Wild Turkey Tamales
Turkey season has come to an end here in Minnesota and unfortunately I did not get one this year. On a positive note I do have some friends that don’t use the leg, thigh and wing portions of their turkeys because they are too tough. I would agree that if thrown on the grill and cooked to 165 degrees the leg and thigh portions of a turkey are too tough to enjoy. If you are willing to venture a little further past the grill you will find that with the right method of cooking, those legs, thighs and even the wings of a turkey can be delicious.
Wild Turkey Basics
Let’s start with the basics. Turkey legs and thighs are full of connective tissue and tendons. Turkeys walk and run a lot so the legs and thighs are very dense and can be very tough. If you take those very tough portions and cover them with water and season them with salt and pepper and simmer them on a stove top the meat will relax and become very tender. Salt, Pepper and water aren’t very exciting but you get the basic principal.
Now if you expand on that and add herbs and garlic and a few other aromatics you can get a very delicious and tender final product. Let’s say you wanted to make turkey noodle soup. Using the leg and thigh portions you could brown them in a large Dutch oven then add celery, onions and carrots. Add in some salt, pepper, Thyme and garlic, cover with water and simmer for 3-4 hours and you would have almost everything you need, minus the noodles.
After cooking the wild turkey portions all you have to do is pick the meat off the bones and you are all set. Discard the bones and tendons and you have delicious tender meat that makes any soup better.
What if soup isn’t for you? The same process can be used to make shredded turkey tacos. Brown the leg and thigh portions, place them in a crock pot, and then cover with water. Add salt, bay leaves, pepper, garlic, onions, chili powder and cumin and simmer over night. The meat will fall off the bone and make some of the best tacos you will ever have.
Low and Slow
Low temperatures, long cooking times and plenty of cooking liquid can turn the toughest cuts into something worth raving about. I have been diving deep into corn and making fresh masa at home lately resulting in tortillas. My first thought was turkey tacos but I feel like I make everything into a taco. I have wanted to make tamales for a while and thought why not marry the turkey and the corn in a different way.
Masa For Tamales

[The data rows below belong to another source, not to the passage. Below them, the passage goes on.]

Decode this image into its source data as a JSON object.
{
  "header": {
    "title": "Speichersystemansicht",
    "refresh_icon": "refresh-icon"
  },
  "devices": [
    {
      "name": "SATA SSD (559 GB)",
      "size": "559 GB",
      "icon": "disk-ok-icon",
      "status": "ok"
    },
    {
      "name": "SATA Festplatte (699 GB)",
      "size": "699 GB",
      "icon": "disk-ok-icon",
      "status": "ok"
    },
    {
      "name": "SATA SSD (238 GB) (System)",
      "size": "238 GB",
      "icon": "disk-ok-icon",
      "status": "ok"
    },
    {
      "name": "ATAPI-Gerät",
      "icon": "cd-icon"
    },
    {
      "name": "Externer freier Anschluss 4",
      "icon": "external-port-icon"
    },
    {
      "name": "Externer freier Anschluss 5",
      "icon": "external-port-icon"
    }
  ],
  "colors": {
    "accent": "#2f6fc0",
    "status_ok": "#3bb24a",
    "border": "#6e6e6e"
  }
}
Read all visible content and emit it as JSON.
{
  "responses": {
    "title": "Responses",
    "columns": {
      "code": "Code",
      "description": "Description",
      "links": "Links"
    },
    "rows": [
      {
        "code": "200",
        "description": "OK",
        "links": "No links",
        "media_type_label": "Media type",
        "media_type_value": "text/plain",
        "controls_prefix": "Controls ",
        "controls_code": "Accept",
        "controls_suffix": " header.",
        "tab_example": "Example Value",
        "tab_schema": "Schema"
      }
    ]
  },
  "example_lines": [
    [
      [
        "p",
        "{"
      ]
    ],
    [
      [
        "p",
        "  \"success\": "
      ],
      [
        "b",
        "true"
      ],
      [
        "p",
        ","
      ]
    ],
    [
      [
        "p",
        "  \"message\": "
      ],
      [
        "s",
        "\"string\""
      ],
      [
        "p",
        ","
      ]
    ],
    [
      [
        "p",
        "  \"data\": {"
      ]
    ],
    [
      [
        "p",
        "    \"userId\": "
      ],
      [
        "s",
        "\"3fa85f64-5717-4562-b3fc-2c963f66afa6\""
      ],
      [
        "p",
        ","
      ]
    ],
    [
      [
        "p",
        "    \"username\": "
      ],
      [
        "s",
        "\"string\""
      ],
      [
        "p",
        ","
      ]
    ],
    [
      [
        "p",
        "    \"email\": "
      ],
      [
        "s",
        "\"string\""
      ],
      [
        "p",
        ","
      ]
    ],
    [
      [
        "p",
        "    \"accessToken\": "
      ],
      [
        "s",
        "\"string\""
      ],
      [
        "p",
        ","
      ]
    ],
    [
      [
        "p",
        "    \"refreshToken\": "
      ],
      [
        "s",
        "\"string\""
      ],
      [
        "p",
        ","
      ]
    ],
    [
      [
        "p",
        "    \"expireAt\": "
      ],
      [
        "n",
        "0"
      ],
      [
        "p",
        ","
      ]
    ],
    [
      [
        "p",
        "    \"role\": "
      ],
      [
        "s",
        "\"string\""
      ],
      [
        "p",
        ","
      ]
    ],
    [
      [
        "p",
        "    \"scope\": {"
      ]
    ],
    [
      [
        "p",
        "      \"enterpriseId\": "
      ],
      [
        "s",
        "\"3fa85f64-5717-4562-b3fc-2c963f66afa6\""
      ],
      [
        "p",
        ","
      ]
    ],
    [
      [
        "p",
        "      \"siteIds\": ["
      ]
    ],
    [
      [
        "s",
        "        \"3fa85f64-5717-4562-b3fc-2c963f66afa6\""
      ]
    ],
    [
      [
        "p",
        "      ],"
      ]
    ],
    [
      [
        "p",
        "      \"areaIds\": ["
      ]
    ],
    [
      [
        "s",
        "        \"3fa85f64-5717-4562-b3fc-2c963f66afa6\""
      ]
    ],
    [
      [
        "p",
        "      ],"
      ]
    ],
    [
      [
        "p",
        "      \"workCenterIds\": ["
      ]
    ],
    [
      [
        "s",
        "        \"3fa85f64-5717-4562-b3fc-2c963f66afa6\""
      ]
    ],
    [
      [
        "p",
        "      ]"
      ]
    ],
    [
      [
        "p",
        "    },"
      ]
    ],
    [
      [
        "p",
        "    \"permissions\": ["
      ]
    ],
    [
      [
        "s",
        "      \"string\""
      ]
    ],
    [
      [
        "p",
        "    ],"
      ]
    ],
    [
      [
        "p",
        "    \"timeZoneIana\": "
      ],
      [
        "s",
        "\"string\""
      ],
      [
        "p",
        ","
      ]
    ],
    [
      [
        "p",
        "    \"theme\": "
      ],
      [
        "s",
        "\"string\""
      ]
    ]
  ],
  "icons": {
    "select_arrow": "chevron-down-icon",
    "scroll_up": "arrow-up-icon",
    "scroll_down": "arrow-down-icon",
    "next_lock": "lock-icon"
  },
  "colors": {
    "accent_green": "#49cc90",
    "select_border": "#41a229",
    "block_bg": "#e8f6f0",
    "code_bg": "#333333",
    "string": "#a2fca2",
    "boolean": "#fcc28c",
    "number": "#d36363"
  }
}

One of the batches of corn I ground for masa was a bit too course for good tortillas but I figured it would work great for tamales. I started with the turkey legs and thighs. O browned them in a pan and then moved them to the crock pot. I seasoned them with salt, pepper, maple syrup, bay leaves, oregano, cinnamon, juniper and dried chilies and then cooked them over night in the crock pot. In the morning I awoke to fall off the bone tender turkey .
The final product was a fantastic. The best part of this recipe is using something that many people throw out, and turning it into something everyone will enjoy.
Wild Turkey Tamales
This will make 24-30 tamales.
Legs and thighs from a wild turkey
2 tablespoons salt
1 tablespoon ground black pepper
1/2 cup maple syrup
4 bay leaves
2 tablespoons dried oregano
1 cinnamon stick
1 tablespoon juniper berries
4-5 dried chipotles peppers
Enough water to cover it all.
Brown the turkey in a pan and transfer to a crock pot. Season with salt and pepper then add the remaining ingredients. Cover the turkey portions with water or stock and set on low for 8 hours. When it is done cooking the turkey will pull off the bone and easily shred. Taste the meat and adjust seasoning, if needed. Set the meat aside and get ready to put together the tamales.
2.5 cups masa for tamales
1.25 cups chicken broth
1 tbsp salt
8 oz pork lard or duck fat
1 tbsp baking powder
Start by soaking the corn husks in lukewarm water so that they soften. Once soft, strain the water and set the husks aside.
Fill the bottom part of the steamer with water and a little bit of salt, making sure that it doesn’t reach the space where the tamales will be placed.
Add all of the dry ingredients, including the lard, to a large bowl and mix well.
Start adding the chicken broth a little at a time while stirring until a soft, malleable dough is formed
Making and cooking the Tamales
Take a corn husk from the water and shake off the excess water.
Add 1/3 cup of the dough on top of the husks, then top with the turkey filling about a 1/4 cup of meat.
Fold over so the meat is wrapped in tamale dough. wrap the corn husks to secure the tamales. Tie off with a 1/4 inch strip of corn husk or butchers twine.
Add to the steamer, and cook for 1 – 1.5 hours.
Additional Turkey Recipes…